=== Task prompt ===
Below are the records; copy every line in them that holds the string "네트워크".

*** Exercise inputs Section Begins ***

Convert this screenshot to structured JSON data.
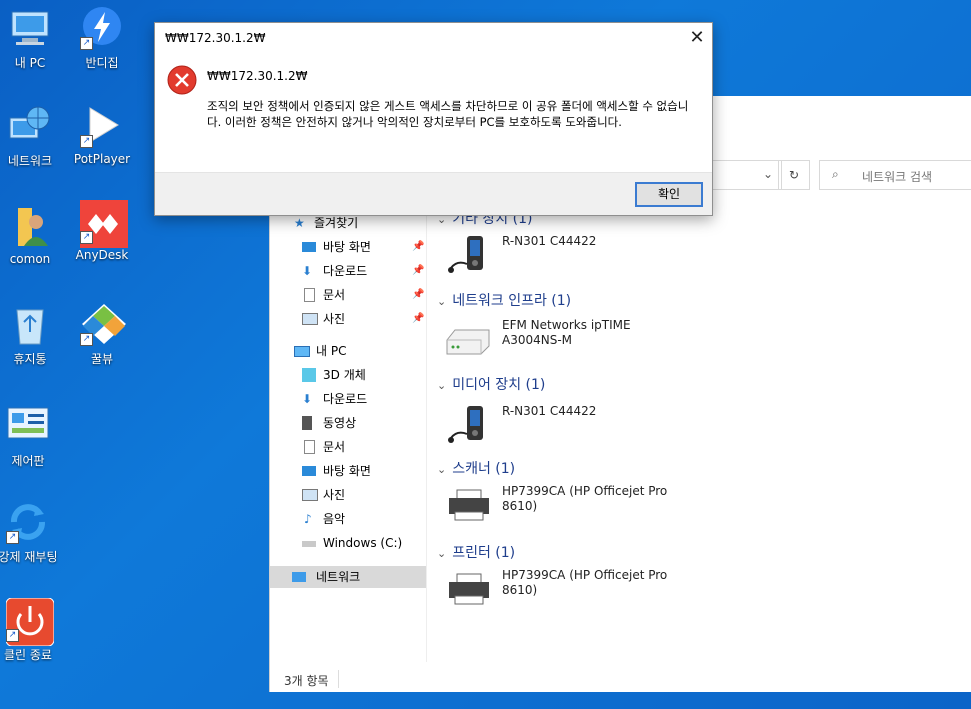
{
  "desktop": {
    "icons": [
      {
        "label": "내 PC",
        "icon": "computer-icon"
      },
      {
        "label": "반디집",
        "icon": "bandizip-icon"
      },
      {
        "label": "네트워크",
        "icon": "network-globe-icon"
      },
      {
        "label": "PotPlayer",
        "icon": "play-icon"
      },
      {
        "label": "comon",
        "icon": "user-folder-icon"
      },
      {
        "label": "AnyDesk",
        "icon": "anydesk-icon"
      },
      {
        "label": "휴지통",
        "icon": "recycle-bin-icon"
      },
      {
        "label": "꿀뷰",
        "icon": "honeyview-icon"
      },
      {
        "label": "제어판",
        "icon": "control-panel-icon"
      },
      {
        "label": "강제 재부팅",
        "icon": "reboot-icon"
      },
      {
        "label": "클린 종료",
        "icon": "power-icon"
      }
    ]
  },
  "explorer": {
    "search_placeholder": "네트워크 검색",
    "nav": {
      "quick_access": "즐겨찾기",
      "quick_items": [
        "바탕 화면",
        "다운로드",
        "문서",
        "사진"
      ],
      "this_pc": "내 PC",
      "pc_items": [
        "3D 개체",
        "다운로드",
        "동영상",
        "문서",
        "바탕 화면",
        "사진",
        "음악",
        "Windows (C:)"
      ],
      "network": "네트워크"
    },
    "groups": [
      {
        "title": "기타 장치 (1)",
        "items": [
          "R-N301 C44422"
        ]
      },
      {
        "title": "네트워크 인프라 (1)",
        "items": [
          "EFM Networks ipTIME A3004NS-M"
        ]
      },
      {
        "title": "미디어 장치 (1)",
        "items": [
          "R-N301 C44422"
        ]
      },
      {
        "title": "스캐너 (1)",
        "items": [
          "HP7399CA (HP Officejet Pro 8610)"
        ]
      },
      {
        "title": "프린터 (1)",
        "items": [
          "HP7399CA (HP Officejet Pro 8610)"
        ]
      }
    ],
    "status": "3개 항목"
  },
  "dialog": {
    "title": "₩₩172.30.1.2₩",
    "heading": "₩₩172.30.1.2₩",
    "message": "조직의 보안 정책에서 인증되지 않은 게스트 액세스를 차단하므로 이 공유 폴더에 액세스할 수 없습니다. 이러한 정책은 안전하지 않거나 악의적인 장치로부터 PC를 보호하도록 도와줍니다.",
    "ok_label": "확인",
    "close_glyph": "✕"
  }
}
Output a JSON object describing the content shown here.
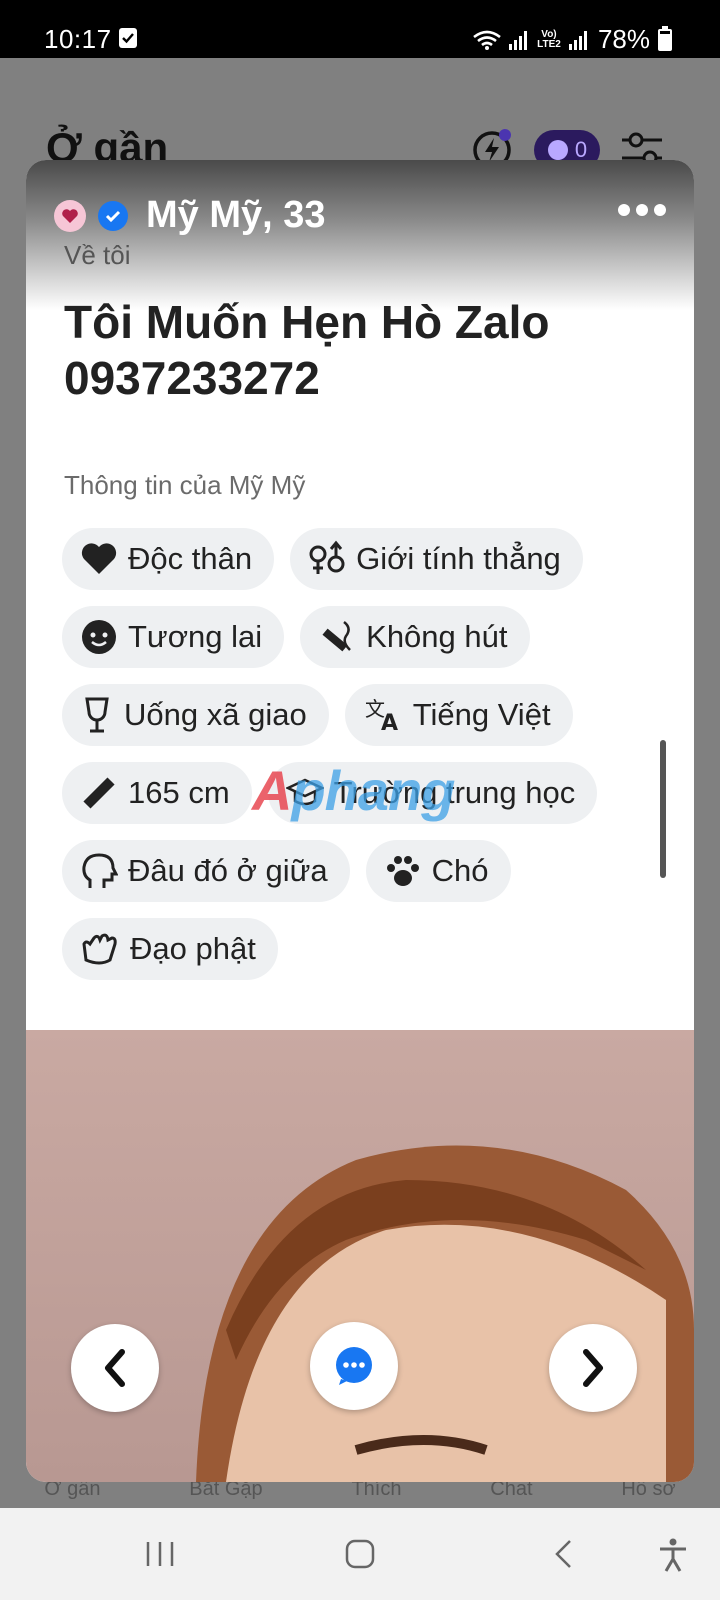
{
  "status_bar": {
    "time": "10:17",
    "network_label": "Vo)\nLTE2",
    "battery_text": "78%",
    "battery_level": 0.78
  },
  "background": {
    "header_title": "Ở gần",
    "messages_count": "0",
    "tabs": [
      "Ở gần",
      "Bắt Gặp",
      "Thích",
      "Chat",
      "Hồ sơ"
    ]
  },
  "card": {
    "name_age": "Mỹ Mỹ, 33",
    "about_label": "Về tôi",
    "about_text": "Tôi Muốn Hẹn Hò Zalo 0937233272",
    "info_label": "Thông tin của Mỹ Mỹ",
    "chips": [
      {
        "icon": "heart-icon",
        "label": "Độc thân"
      },
      {
        "icon": "gender-icon",
        "label": "Giới tính thẳng"
      },
      {
        "icon": "baby-icon",
        "label": "Tương lai"
      },
      {
        "icon": "no-smoking-icon",
        "label": "Không hút"
      },
      {
        "icon": "wine-icon",
        "label": "Uống xã giao"
      },
      {
        "icon": "translate-icon",
        "label": "Tiếng Việt"
      },
      {
        "icon": "ruler-icon",
        "label": "165 cm"
      },
      {
        "icon": "graduation-cap-icon",
        "label": "Trường trung học"
      },
      {
        "icon": "head-icon",
        "label": "Đâu đó ở giữa"
      },
      {
        "icon": "paw-icon",
        "label": "Chó"
      },
      {
        "icon": "praying-hands-icon",
        "label": "Đạo phật"
      }
    ],
    "watermark": "Anphang"
  },
  "colors": {
    "accent_blue": "#1877f2",
    "chip_bg": "#eef0f2",
    "pill_purple": "#2b1a5e"
  }
}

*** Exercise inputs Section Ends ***

=== Answer box ===
        "label": "네트워크",
    "search_placeholder": "네트워크 검색",
      "network": "네트워크"
        "title": "네트워크 인프라 (1)",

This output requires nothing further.